● **Exercise aim**
Your answer should be one number: the count of lines in the records that include the word "nunc".

● **Supplied records**
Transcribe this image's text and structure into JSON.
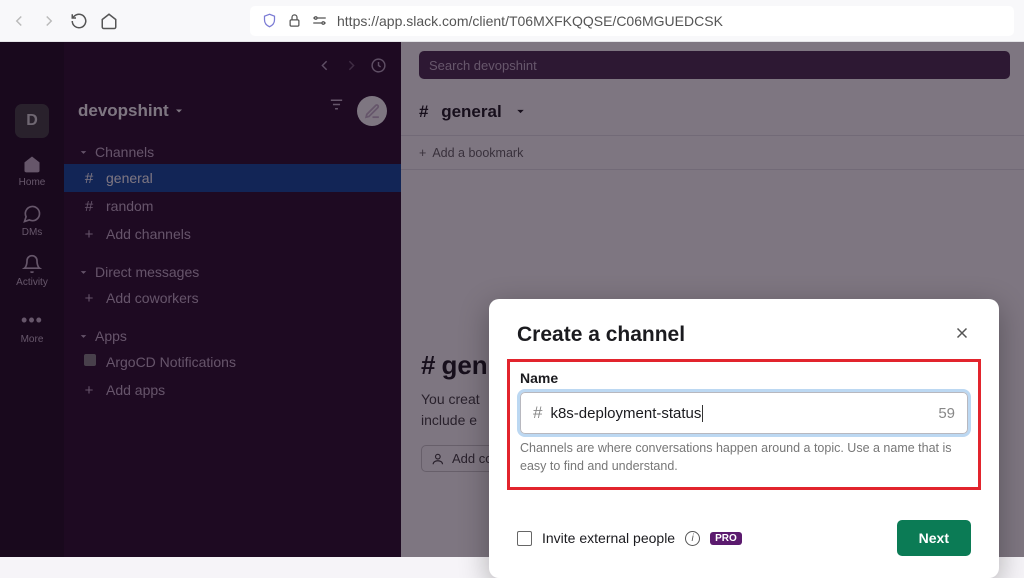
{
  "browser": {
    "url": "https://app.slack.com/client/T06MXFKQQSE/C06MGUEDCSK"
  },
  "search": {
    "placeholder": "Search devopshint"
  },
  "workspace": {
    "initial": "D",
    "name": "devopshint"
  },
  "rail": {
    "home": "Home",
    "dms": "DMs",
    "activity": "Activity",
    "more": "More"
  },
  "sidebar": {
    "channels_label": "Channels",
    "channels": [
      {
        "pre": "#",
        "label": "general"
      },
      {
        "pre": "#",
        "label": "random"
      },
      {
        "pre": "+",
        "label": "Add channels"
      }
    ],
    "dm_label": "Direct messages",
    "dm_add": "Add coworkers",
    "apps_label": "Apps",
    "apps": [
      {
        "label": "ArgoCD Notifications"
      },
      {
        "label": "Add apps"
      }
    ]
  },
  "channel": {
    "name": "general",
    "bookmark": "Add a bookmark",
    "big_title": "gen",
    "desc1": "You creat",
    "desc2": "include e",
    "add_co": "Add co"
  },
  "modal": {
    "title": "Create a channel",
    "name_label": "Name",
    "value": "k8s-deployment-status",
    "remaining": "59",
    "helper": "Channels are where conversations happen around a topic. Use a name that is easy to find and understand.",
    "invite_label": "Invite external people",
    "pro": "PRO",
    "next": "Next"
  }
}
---
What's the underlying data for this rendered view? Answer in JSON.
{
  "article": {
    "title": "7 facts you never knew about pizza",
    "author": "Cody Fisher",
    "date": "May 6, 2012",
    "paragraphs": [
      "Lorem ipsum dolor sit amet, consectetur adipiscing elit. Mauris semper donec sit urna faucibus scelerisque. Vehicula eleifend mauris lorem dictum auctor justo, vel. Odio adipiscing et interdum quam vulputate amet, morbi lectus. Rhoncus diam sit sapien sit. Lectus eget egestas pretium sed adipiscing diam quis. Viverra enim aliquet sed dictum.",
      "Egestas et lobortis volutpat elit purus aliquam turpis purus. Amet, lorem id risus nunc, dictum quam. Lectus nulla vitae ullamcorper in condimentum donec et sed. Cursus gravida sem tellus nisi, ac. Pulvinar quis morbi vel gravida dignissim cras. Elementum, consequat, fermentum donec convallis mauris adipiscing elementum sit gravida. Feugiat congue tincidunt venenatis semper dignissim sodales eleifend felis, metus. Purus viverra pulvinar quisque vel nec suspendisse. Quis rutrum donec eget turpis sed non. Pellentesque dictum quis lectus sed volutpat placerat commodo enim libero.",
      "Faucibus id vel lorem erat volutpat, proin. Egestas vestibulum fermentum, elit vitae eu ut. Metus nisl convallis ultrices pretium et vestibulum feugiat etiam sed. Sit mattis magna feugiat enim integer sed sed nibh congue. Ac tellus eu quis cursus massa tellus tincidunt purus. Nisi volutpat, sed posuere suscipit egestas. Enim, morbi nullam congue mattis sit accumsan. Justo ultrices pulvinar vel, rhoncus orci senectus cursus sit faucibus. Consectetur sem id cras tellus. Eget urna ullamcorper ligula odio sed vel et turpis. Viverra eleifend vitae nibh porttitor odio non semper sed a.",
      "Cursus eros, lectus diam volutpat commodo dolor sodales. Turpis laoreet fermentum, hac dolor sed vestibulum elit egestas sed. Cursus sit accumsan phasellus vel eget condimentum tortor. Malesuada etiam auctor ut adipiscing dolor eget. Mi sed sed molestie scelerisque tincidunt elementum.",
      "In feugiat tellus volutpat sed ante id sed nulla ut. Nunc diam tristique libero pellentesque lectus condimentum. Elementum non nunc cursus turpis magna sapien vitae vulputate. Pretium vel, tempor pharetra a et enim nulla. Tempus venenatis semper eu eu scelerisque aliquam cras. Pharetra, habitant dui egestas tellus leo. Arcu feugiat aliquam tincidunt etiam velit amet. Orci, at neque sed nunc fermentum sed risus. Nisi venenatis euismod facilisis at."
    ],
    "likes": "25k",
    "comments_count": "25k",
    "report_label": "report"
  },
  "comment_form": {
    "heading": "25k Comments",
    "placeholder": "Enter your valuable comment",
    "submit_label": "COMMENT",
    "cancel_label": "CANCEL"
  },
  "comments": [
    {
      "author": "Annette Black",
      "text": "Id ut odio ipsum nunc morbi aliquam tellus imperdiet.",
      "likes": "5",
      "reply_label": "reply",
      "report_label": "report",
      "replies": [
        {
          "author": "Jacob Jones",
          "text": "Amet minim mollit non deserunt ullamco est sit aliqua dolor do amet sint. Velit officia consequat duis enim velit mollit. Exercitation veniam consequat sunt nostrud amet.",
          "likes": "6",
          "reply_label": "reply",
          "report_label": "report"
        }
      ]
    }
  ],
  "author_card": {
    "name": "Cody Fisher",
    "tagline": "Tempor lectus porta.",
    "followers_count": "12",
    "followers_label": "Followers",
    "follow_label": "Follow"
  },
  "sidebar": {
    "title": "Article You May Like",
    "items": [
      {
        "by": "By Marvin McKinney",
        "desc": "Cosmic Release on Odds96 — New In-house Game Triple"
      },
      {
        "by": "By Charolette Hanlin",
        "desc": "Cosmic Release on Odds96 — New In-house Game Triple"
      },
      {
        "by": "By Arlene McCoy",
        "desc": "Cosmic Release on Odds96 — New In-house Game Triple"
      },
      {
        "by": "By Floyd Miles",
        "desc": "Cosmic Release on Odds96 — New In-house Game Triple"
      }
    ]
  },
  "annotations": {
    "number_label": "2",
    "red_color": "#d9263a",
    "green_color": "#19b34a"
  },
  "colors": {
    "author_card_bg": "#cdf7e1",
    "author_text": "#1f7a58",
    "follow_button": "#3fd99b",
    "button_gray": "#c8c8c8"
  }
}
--
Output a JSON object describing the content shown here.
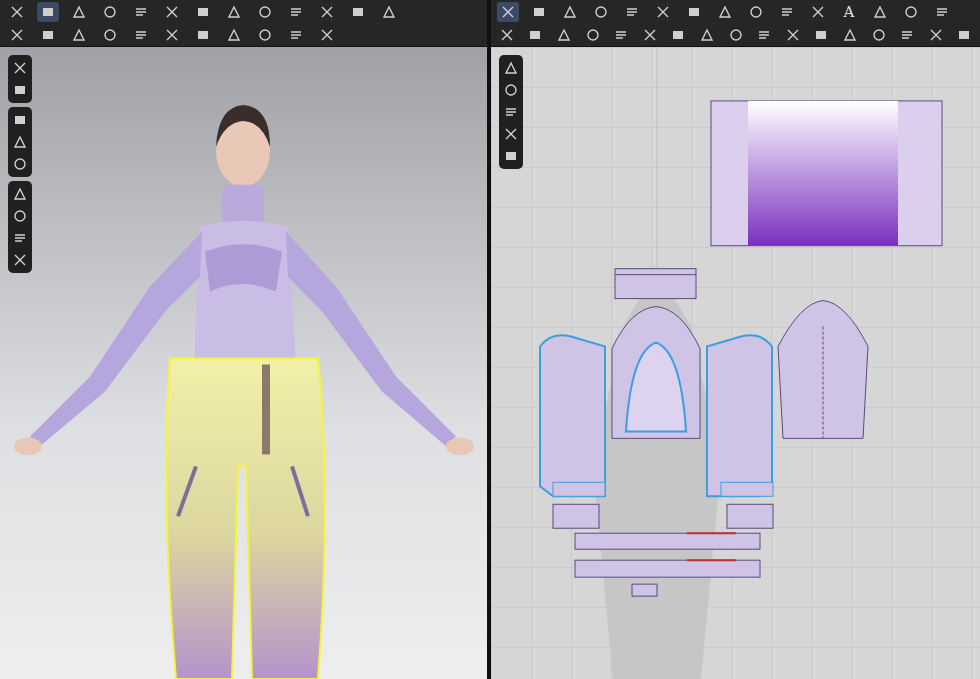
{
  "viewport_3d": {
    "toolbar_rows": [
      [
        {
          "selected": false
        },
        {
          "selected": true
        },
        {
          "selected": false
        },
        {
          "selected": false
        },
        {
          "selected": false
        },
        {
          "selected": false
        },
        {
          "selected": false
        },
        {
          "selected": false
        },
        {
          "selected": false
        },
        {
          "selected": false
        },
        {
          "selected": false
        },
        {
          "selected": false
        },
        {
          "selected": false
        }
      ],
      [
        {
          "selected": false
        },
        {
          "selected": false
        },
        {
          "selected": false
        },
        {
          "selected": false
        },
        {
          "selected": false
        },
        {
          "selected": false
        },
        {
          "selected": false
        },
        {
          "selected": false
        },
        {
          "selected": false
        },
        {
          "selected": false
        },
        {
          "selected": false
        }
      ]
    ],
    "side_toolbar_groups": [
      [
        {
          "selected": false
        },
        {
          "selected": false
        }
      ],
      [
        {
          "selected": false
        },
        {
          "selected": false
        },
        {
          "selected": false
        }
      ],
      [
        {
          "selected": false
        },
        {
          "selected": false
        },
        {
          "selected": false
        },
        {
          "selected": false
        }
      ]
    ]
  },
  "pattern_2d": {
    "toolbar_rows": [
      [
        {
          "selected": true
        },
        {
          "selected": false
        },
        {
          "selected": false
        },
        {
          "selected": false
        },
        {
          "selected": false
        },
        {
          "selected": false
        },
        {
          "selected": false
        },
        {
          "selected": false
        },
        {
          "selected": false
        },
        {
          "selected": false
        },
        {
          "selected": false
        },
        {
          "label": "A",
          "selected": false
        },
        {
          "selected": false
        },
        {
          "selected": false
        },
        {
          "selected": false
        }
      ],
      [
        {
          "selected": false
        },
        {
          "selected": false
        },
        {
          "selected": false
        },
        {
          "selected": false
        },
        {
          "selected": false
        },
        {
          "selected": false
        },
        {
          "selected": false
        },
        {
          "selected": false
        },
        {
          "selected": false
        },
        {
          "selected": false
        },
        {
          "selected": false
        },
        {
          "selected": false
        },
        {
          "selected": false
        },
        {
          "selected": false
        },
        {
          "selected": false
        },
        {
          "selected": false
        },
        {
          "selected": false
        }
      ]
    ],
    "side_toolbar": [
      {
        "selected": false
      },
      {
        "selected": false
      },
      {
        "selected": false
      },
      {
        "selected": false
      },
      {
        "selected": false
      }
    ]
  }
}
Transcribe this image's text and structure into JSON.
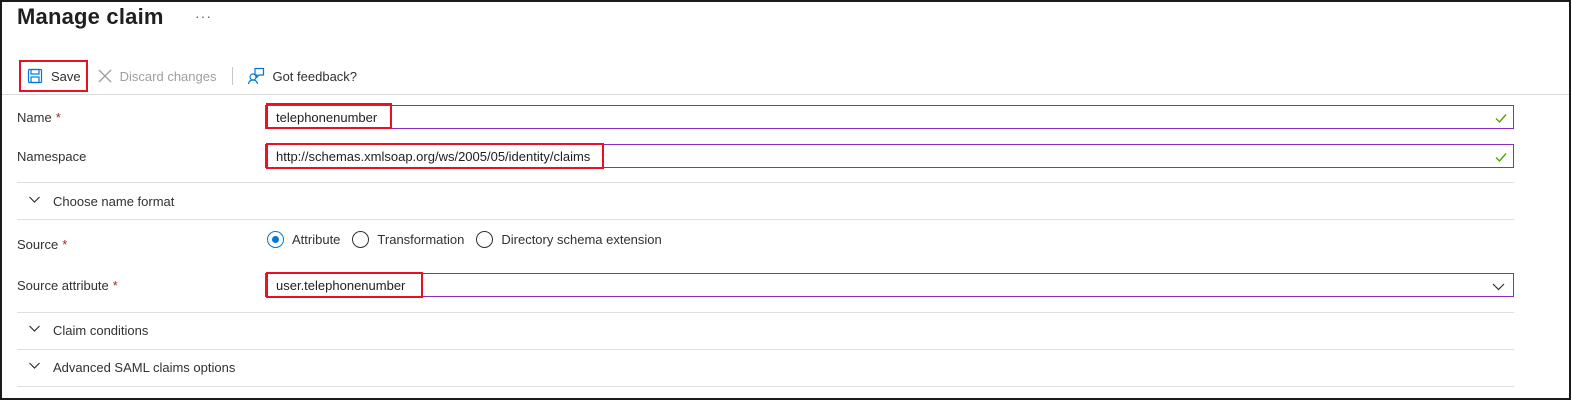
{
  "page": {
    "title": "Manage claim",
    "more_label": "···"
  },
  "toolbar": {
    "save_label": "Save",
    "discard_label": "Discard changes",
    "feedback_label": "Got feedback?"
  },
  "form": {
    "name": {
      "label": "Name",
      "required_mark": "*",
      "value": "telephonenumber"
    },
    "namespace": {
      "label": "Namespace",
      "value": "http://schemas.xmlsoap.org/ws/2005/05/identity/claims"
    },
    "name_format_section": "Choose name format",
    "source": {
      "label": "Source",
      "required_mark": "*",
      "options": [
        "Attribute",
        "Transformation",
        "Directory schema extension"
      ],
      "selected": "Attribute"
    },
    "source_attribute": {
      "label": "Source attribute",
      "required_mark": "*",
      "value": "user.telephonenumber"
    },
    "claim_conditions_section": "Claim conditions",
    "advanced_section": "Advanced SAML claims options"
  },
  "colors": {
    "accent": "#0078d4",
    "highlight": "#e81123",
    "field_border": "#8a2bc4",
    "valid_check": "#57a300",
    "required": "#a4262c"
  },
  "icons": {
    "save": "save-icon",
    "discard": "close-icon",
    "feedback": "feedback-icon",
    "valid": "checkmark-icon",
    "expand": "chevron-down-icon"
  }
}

● **Task result**
3